## ASSIGNMENT
Of all the lines in the material, tally those containing the string "Your", and report nothing but the total.

## DATASET CONTENT
**********

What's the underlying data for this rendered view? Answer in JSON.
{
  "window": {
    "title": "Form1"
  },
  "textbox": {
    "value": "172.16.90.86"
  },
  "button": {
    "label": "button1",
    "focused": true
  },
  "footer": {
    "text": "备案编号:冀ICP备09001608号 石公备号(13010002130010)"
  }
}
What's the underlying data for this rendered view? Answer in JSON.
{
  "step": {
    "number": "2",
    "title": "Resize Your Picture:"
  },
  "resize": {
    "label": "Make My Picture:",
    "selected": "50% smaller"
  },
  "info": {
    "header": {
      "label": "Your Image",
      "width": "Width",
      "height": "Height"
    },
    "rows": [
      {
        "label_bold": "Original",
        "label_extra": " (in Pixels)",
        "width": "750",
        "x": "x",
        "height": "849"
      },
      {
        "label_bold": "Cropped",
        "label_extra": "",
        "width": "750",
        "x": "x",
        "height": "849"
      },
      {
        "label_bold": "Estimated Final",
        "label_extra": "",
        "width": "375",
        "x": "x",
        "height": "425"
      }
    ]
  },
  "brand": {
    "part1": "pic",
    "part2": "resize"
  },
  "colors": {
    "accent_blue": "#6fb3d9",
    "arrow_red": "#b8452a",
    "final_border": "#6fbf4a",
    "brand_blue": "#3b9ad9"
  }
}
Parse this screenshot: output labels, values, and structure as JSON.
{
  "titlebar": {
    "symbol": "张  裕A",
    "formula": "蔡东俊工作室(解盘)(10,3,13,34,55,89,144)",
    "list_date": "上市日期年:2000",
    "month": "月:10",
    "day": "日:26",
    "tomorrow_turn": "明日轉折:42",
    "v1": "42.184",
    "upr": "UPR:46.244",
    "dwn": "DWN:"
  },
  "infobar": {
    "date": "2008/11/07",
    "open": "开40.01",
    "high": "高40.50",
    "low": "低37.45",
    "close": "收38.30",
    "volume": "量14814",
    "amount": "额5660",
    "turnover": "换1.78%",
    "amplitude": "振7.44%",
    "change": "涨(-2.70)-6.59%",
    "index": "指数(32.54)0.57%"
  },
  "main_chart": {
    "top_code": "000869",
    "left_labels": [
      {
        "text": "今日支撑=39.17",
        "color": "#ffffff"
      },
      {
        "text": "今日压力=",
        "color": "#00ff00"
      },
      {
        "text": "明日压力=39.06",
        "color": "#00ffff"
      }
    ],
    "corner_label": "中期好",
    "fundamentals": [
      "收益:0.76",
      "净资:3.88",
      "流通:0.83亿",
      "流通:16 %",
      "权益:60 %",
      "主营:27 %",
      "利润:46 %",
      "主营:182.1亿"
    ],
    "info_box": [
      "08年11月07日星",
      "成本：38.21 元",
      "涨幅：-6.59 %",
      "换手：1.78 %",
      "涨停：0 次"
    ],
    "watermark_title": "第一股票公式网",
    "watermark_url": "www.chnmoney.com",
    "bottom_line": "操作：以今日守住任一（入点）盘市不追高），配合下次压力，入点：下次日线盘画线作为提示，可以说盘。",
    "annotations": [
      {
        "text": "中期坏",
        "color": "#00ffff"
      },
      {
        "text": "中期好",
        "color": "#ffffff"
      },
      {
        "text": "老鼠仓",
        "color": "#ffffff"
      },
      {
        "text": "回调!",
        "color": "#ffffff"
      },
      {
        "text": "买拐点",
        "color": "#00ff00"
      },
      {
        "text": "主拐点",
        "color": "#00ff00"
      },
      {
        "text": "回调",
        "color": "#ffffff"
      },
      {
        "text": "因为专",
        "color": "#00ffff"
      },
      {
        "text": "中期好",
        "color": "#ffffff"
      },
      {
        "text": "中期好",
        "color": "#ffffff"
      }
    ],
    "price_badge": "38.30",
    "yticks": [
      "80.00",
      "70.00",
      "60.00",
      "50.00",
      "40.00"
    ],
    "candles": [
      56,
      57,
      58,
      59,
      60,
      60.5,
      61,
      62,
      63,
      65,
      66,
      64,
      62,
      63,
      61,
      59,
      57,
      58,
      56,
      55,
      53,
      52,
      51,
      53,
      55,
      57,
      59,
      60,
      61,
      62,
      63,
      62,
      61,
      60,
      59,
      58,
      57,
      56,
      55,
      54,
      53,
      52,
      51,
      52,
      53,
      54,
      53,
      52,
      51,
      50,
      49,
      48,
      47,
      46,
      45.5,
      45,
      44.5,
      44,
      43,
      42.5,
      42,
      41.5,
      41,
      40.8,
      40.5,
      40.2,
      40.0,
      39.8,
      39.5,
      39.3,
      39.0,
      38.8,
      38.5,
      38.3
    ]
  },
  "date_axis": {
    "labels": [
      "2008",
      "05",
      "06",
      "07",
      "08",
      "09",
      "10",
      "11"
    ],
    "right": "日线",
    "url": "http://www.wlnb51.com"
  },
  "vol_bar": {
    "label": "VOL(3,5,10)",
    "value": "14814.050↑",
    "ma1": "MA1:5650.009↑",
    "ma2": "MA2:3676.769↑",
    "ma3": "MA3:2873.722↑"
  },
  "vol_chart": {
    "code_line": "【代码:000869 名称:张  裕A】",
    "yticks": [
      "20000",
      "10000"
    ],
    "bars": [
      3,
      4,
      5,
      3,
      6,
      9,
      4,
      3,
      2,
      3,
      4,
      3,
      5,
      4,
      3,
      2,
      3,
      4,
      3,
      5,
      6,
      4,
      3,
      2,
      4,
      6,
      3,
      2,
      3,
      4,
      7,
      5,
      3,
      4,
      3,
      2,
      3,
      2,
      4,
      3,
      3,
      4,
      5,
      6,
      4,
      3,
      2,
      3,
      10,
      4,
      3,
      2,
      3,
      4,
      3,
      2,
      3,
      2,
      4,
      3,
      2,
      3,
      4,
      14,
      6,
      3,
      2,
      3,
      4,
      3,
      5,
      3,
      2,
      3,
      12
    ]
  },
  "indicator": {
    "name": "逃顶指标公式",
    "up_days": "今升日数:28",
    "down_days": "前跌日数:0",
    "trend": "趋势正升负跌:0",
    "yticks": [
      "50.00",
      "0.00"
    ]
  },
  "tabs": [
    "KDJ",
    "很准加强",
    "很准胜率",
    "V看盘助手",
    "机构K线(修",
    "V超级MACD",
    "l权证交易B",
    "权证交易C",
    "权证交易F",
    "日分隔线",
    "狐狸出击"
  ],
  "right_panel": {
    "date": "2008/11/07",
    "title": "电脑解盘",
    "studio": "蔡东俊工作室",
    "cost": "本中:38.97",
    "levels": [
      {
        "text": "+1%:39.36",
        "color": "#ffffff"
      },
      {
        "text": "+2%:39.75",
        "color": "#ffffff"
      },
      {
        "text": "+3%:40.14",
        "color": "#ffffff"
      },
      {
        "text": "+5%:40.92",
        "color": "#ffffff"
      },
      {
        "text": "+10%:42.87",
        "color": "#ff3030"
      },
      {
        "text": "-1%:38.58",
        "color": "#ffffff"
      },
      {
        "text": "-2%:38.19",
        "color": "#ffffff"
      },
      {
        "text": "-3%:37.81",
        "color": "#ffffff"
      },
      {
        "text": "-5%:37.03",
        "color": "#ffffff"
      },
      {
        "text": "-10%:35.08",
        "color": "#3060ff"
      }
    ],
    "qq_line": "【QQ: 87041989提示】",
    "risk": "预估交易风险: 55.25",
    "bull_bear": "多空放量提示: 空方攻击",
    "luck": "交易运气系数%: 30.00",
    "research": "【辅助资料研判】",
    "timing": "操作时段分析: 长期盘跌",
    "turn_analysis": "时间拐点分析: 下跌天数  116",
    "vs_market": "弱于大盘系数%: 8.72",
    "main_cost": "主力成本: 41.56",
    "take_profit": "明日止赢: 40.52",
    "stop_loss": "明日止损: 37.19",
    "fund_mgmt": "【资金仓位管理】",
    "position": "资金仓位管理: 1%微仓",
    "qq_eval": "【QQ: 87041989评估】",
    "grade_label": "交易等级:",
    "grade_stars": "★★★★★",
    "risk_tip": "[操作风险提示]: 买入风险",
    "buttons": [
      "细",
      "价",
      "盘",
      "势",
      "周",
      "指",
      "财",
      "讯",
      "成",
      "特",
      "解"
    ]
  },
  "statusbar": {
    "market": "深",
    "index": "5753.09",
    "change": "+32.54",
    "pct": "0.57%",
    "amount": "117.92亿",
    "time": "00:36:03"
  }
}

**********

## ANSWER TO THE EXERCISE
2